Banking giant BNP Paribas (OTC: BNPQY) has been most visible on the international stage for its longstanding sponsorship of the French Open tennis championship. But after Wednesday's impressive results, BNP will gain notoriety this time for snubbing its rivals and skirting the global financial crisis with minor damage.
BNP took the rancid duck liver that is the U.S. subprime market and whipped it into pate de foie gras ... voila! Despite crisis-related losses of $872 million for the quarter, the bank managed to post a $1.48 billion profit, and for the full year actually beat its 2006 performance by 7% to $11.58 billion in net income.

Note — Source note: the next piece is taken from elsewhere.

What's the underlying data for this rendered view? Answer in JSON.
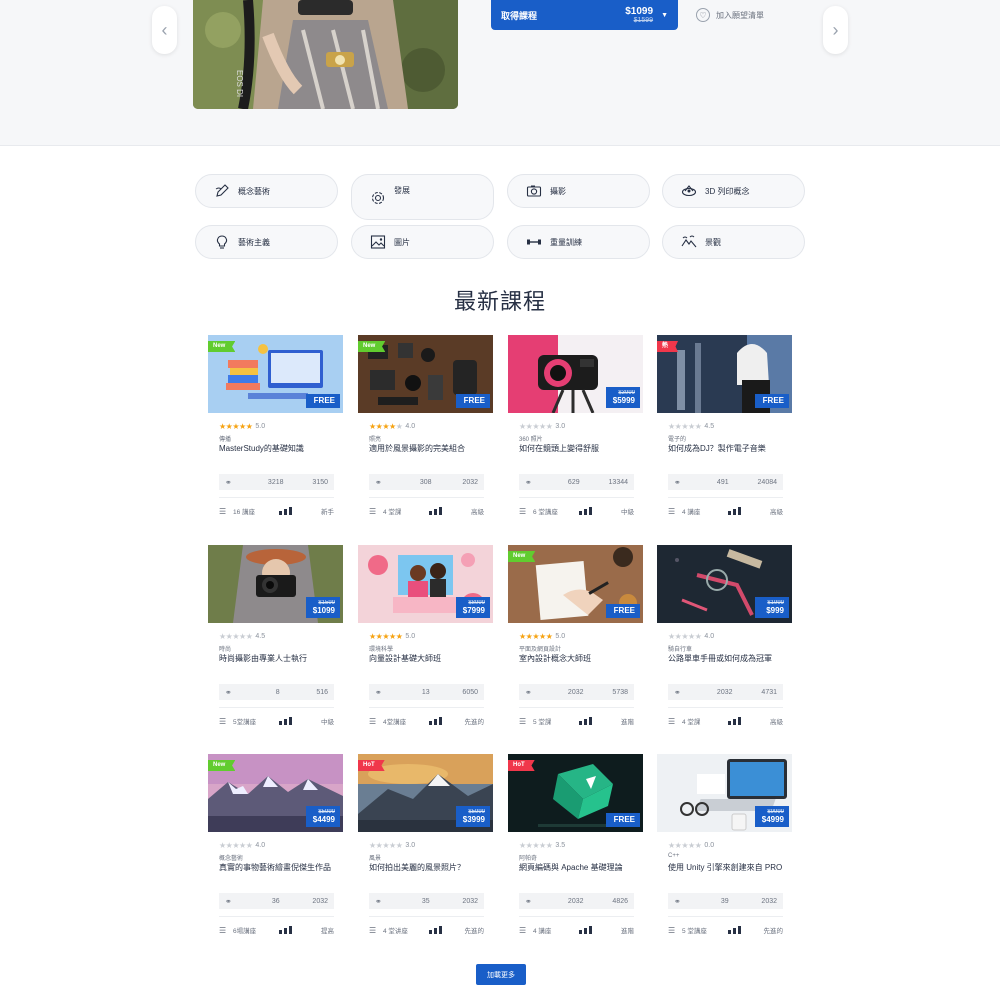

Looking forward, BNP claims to have only $444 million in remaining exposure to subprime losses, most from its U.S.-focused BancWest subsidiary. However, with $1.9 billion in remaining exposure to monoline losses, it appears that the monoline concern is more substantial for BNP than the subprime crisis which started it all. (Although they can all be linked.)
By contrast, Barclays (NYSE: BCS ) impressed the markets Monday with its results out of London, but its balance sheet still clings to $19 billion in subprime and collateralized debt obligation exposures. The Swiss bank UBS (NYSE: UBS ) frightened European markets last week when it posted a $11.28 billion fourth-quarter loss, but those losses could worsen, as UBS indicates $27.5 billion in remaining exposures to subprime, and $3 billion in monoline risk. The losses and remaining exposures for U.S. banks such as Citigroup (NYSE: C ) and Merrill Lynch (NYSE: MER ) , of course, are scarier still.
The interest in BNP Paribas for investors is not as a potential investment (BNP only trades in the U.S. over-the-counter), but as an important barometer for the depth and longevity of the present crisis that is sweeping the world's banks. If more foreign banks begin to report revenue growth and minimal exposure to the subprime mess, it might calm the market and help contain the damage.
We Fools are anxious to say "au revoir" to the financial uncertainty that's churning the markets, and although it might linger in the air like a ripe Roquefort, Fools must monitor results from the world's financial institutions to gauge their progress in absorbing the losses and moving on.